Archive for Friday, September 14, 2001

Aboard planes, death did not discriminate

September 14, 2001


— The co-creator of "Frasier," the widow of actor Tony Perkins, the wife of the nation's top legal officer and a man who had flown across the U.S. to retrieve his family's dog were among the victims killed in Tuesday's devastating attacks against the United States, officials said.

As news about the identities of some of the dead began surfacing, the tragedy the United States was still trying to absorb began taking on a more human face.

Osgood "Oz" Perkins II, an actor in "Legally Blonde," said his photographer-actress mother Berry Berenson, the widow of the late "Psycho" star Anthony Perkins, was among those killed when hijacked American Airlines Flight 11 was rammed into the north tower of the World Trade Center.

Berenson, 53, who appeared in such films as "Cat People," "Winter Kills" and "Remember My Name," had reportedly been returning from a Cape Cod vacation. She was also the sister of actress Marisa Berenson and the granddaughter of art historian Bernard Berenson, who helped assemble some of the greatest art collections in the United States.

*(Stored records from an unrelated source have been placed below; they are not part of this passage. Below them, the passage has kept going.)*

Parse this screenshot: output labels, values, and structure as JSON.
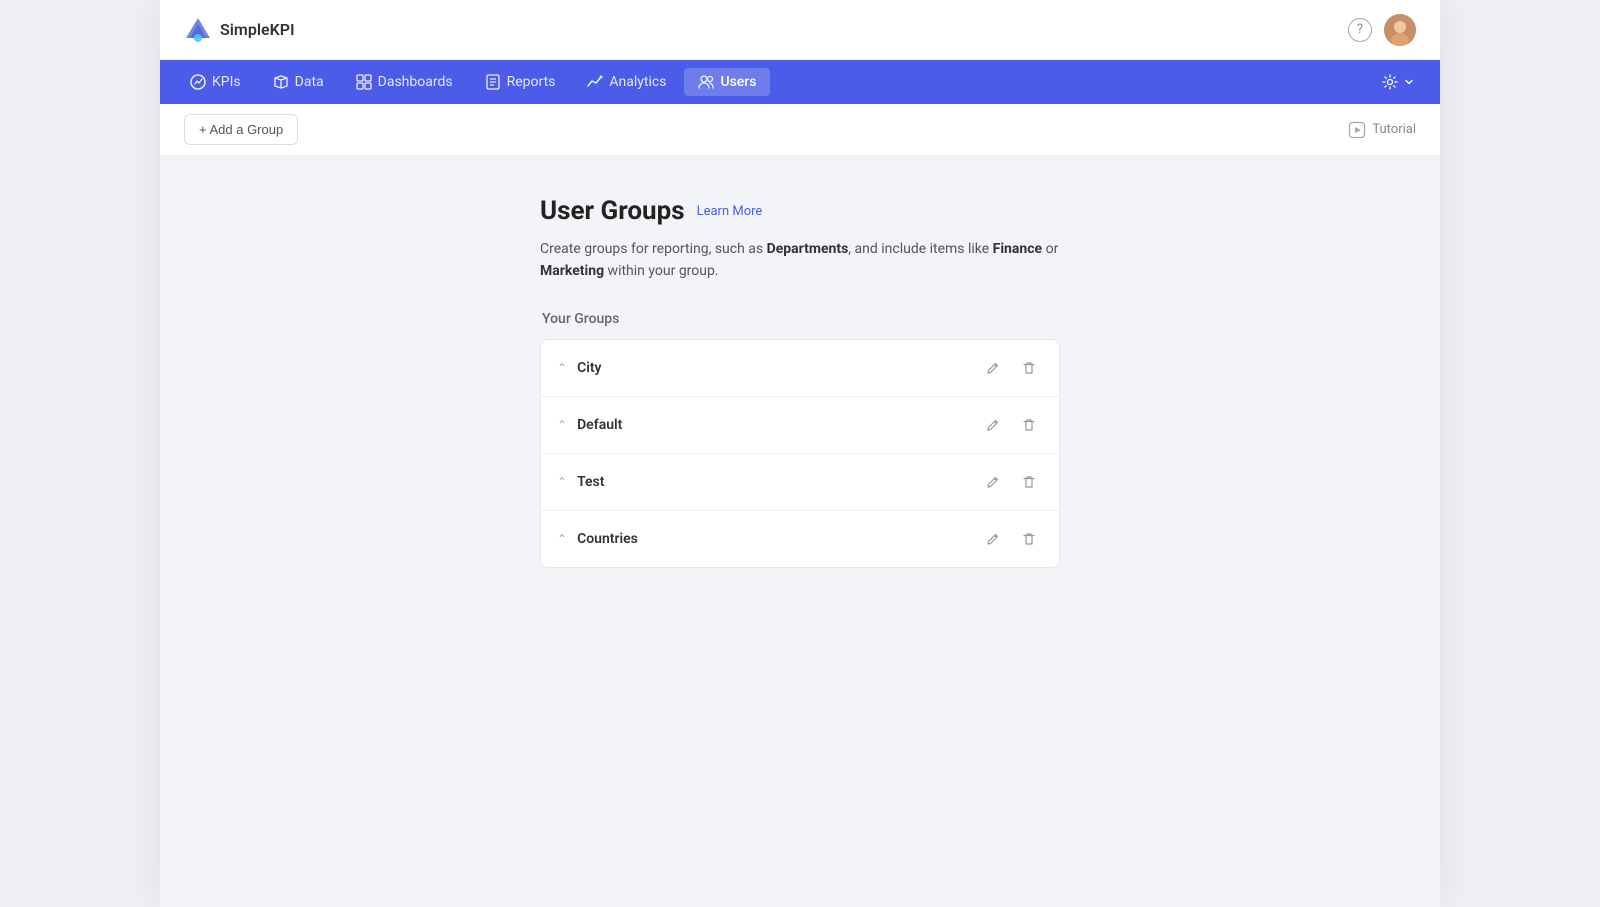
{
  "app": {
    "name": "SimpleKPI"
  },
  "header": {
    "help_title": "Help",
    "avatar_alt": "User avatar"
  },
  "nav": {
    "items": [
      {
        "id": "kpis",
        "label": "KPIs",
        "icon": "kpis-icon"
      },
      {
        "id": "data",
        "label": "Data",
        "icon": "data-icon"
      },
      {
        "id": "dashboards",
        "label": "Dashboards",
        "icon": "dashboards-icon"
      },
      {
        "id": "reports",
        "label": "Reports",
        "icon": "reports-icon"
      },
      {
        "id": "analytics",
        "label": "Analytics",
        "icon": "analytics-icon"
      },
      {
        "id": "users",
        "label": "Users",
        "icon": "users-icon",
        "active": true
      }
    ],
    "settings_label": "Settings"
  },
  "toolbar": {
    "add_group_label": "+ Add a Group",
    "tutorial_label": "Tutorial"
  },
  "page": {
    "title": "User Groups",
    "learn_more": "Learn More",
    "description_part1": "Create groups for reporting, such as ",
    "description_bold1": "Departments",
    "description_part2": ", and include items like ",
    "description_bold2": "Finance",
    "description_part3": " or ",
    "description_bold3": "Marketing",
    "description_part4": " within your group.",
    "groups_section_title": "Your Groups",
    "groups": [
      {
        "id": "city",
        "name": "City"
      },
      {
        "id": "default",
        "name": "Default"
      },
      {
        "id": "test",
        "name": "Test"
      },
      {
        "id": "countries",
        "name": "Countries"
      }
    ]
  }
}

Attorney and news commentator Barbara Olson, the wife of President Bush's Solicitor General Theodore Olson, was aboard American Airlines Flight 77 en route from Washington Dulles International Airport to Los Angeles that was hijacked and crashed into the Pentagon.

Olson placed two phone calls from the plane to her husband telling him that hijackers armed with knives and cardboard cutters herded passengers and crew including the pilot toward the back of the plane.

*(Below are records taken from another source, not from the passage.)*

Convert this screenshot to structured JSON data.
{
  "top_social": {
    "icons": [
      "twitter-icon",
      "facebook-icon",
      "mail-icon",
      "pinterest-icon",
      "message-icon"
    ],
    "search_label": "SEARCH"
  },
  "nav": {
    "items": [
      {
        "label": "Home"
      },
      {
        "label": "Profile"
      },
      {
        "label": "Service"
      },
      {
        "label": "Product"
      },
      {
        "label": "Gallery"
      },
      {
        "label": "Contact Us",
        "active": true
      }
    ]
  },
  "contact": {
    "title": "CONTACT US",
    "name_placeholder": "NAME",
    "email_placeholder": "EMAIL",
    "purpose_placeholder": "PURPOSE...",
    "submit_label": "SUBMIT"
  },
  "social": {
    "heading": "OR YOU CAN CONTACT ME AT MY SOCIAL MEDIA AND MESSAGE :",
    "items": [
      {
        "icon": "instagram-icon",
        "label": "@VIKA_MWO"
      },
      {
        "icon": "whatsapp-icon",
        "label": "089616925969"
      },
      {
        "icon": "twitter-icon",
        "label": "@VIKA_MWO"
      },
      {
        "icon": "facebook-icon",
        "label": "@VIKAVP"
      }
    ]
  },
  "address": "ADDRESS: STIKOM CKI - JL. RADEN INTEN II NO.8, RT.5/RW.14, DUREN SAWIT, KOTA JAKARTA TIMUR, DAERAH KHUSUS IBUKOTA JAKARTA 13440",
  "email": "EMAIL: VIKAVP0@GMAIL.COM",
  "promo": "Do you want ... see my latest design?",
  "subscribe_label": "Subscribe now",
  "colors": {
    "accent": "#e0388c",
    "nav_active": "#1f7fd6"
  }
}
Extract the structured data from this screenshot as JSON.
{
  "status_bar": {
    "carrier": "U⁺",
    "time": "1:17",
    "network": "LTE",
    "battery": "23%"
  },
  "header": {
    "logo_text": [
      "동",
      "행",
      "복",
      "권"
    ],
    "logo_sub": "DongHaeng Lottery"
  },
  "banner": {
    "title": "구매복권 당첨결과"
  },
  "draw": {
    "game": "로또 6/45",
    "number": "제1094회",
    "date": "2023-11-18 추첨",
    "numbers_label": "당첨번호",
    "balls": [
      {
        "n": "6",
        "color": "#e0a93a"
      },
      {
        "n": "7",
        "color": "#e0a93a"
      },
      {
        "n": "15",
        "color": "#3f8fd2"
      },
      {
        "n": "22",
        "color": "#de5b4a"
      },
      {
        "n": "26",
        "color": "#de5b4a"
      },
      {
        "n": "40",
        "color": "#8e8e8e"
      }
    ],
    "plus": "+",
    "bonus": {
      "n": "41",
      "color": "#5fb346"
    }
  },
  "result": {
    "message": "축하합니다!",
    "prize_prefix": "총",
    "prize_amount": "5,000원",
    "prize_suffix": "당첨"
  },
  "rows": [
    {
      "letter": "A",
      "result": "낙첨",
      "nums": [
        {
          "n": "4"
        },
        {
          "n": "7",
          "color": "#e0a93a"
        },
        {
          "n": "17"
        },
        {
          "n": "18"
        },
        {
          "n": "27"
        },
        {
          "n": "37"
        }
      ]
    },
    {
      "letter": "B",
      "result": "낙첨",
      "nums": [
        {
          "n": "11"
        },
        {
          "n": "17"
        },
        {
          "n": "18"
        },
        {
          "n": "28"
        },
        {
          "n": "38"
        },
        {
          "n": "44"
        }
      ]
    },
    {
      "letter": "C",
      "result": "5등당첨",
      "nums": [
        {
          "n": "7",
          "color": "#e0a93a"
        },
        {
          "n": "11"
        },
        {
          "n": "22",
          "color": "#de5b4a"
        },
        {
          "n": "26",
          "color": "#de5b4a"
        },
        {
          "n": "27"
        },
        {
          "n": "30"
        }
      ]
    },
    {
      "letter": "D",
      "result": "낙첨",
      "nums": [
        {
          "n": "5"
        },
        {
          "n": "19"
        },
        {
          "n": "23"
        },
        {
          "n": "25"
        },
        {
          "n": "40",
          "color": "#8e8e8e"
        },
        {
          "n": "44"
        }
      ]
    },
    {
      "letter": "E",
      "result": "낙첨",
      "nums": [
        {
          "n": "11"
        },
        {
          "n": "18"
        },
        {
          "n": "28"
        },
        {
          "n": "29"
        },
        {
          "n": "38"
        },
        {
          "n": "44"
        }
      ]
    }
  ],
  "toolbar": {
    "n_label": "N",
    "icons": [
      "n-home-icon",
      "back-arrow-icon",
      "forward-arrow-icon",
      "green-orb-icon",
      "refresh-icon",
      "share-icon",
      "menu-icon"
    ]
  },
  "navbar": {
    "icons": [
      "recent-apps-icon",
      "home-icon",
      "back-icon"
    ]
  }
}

"What should I tell the pilots to do?" CNN reported Olson asking her husband. Ted Olson told CNN that his wife planned to fly Monday, but delayed her travel because she wanted to be with him the morning of his birthday, which was Tuesday.

Writer-producer David Angell, 54, who co-created "Frasier" and "Wings" with partners Peter Casey and David Lee, was a passenger, along with his wife, Lynn, a school librarian and advocate for troubled children, on Flight 11.

Lee and Casey described Angell as "a kind and gentle man with a quiet exterior that masked one of the sharpest comedy minds ever to write for television."

"His fingerprints are all over some of the funniest moments in 'Cheers,' 'Wings' and 'Frasier,"' they said in a statement.

The Angells had been returning home to Pasadena, Calif., from a family wedding.

Businessman Christopher Newton, 39, of Anaheim Hills, Calif., had recently relocated to Arlington, Va., with his family but was returning to the West Coast aboard American Airlines Flight 77.

His mission: to retrieve his family's yellow Labrador retriever, Buddy, who had been temporarily left behind during the move.

Commenting has been disabled for this item.